Without a Doubt: Answering the 20 Toughest Faith Questions

by Kenneth Richard Samples

Ken Samples is not only an esteemed colleague, he is a great writer.  This is how Reformed Christians should do apologetics.  This is not a debate about apologetic method--for which our tradition is famous--but a thoughtful attempt to actually answer the kinds of questions non-Christians raise.  This is well done! 

by Kenneth Richard Samples

This book is another "must-read."  Ken Samples not only knows his stuff, he can communicate it. Anyone interested in apologetics will find this book very helpful. 

On the Reliability of the Old Testament

by K. A. Kitchen

Archeological evidence cannot prove Christianity to be true.  But it can show Christianity to be false.  Kitchen brilliantly documents how every time someone sticks a spade in the ground in the land of the Bible, whatever turns up seems to support the historical claims made by Christians about the events in the Old Testament.  Kitchen shows that people were where they were supposed to be, when they were supposed to be there!  This is good stuff. 

The New Testament Documents: Are They Reliable?

by F. F. Bruce

Tired of the same old lame argument from your Coors guzzling next-door neighbor that the Bible is not reliable because it has been changed so many times.  This is a well-written and informative response to that kind of inane thinking.  Bruce makes a compelling case that the text of Holy Scripture is very reliable!

The Historical Reliability of the Gospels

by Craig L. Blomberg

Does coming up with a resolution to the synoptic probelm keep you up at night?  This one will help you get some sleep!  Despite the efforts of anti-supernatural form and redaction critics, the gospels do indeed give us a reliable picture of Jesus of Nazareth.  This is an important book.

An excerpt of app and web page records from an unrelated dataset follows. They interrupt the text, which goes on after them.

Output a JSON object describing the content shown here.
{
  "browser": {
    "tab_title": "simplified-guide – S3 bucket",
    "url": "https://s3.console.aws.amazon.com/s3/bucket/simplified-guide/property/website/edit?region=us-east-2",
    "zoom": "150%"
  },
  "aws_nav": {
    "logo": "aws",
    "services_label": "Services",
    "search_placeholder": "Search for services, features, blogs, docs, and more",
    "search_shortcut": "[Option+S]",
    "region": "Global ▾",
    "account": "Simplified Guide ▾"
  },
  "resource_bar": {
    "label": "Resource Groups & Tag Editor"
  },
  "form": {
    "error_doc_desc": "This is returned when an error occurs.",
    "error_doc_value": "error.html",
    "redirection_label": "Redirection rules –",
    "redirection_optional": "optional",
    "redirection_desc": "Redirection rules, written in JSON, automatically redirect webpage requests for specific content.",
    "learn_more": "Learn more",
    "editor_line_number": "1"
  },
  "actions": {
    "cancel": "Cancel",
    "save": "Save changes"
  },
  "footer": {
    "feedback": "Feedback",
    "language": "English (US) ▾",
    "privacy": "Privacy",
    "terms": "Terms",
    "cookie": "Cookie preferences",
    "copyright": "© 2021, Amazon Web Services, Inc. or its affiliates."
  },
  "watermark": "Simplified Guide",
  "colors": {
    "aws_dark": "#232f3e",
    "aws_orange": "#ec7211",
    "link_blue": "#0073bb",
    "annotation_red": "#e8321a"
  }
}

The Canon of Scripture

by F. F. Bruce

Many people have questions about why some books made it into the Bible, when others didn't.  Bruce's treatment of the canon and the history of the church's reflection upon this matter is very useful.  A great treatment of my favorite Marcion.

Christianity and Liberalism

by J. Gresham Machen

Machen wrote this in 1923 in response to liberal Protestantism.  It reads like it was written to today's "Emergent Church" leaders.  As baseball player-philosopher Yogi Berra once put it, "the more things change, the more things stay the same."  This is must reading for Reformed Christians.

Defense of the Faith

by Cornelius Van Til

Heard about presuppositional apologetics and wondered what the heck that was?  Here you go.  Van Til is the guy who developed this approach and this is his magnum opus.

Every Thought Captive: A Study Manual for the Defense of Christian Truth

by Richard L. Pratt

A "how-to" guide to challenge unbelievers to justify their unbelief!  Imagine that . . .  Non-Christians having to give reasons why they don't believe!  For beginners your go to guide.  

Jesus and the Eyewitnesses: The Gospels as Eyewitness Testimony

by Richard Bauckham

Richard Bauckham's book is not only important, it is a compelling read.  Bauckham drives a stake through the heart of the old "form critics" by demonstrating the behind the New Testament is a slew of eyewitness testimony, not little snippets of legend and church-manufactured tradition.  Bauckham's thesis is also devastating to the Erhman/Pagels crowd, proving that the New Testament arises in the context of eyewitnesses testimony about many of the things Jesus actually said and did.  While I don't agree with Bauckham's thesis about the authorship of John (he contends that the gospel was written by John the elder, not the apostle), that does not detract from Bauckham's thesis, nor does it weaken the weight of his evidence.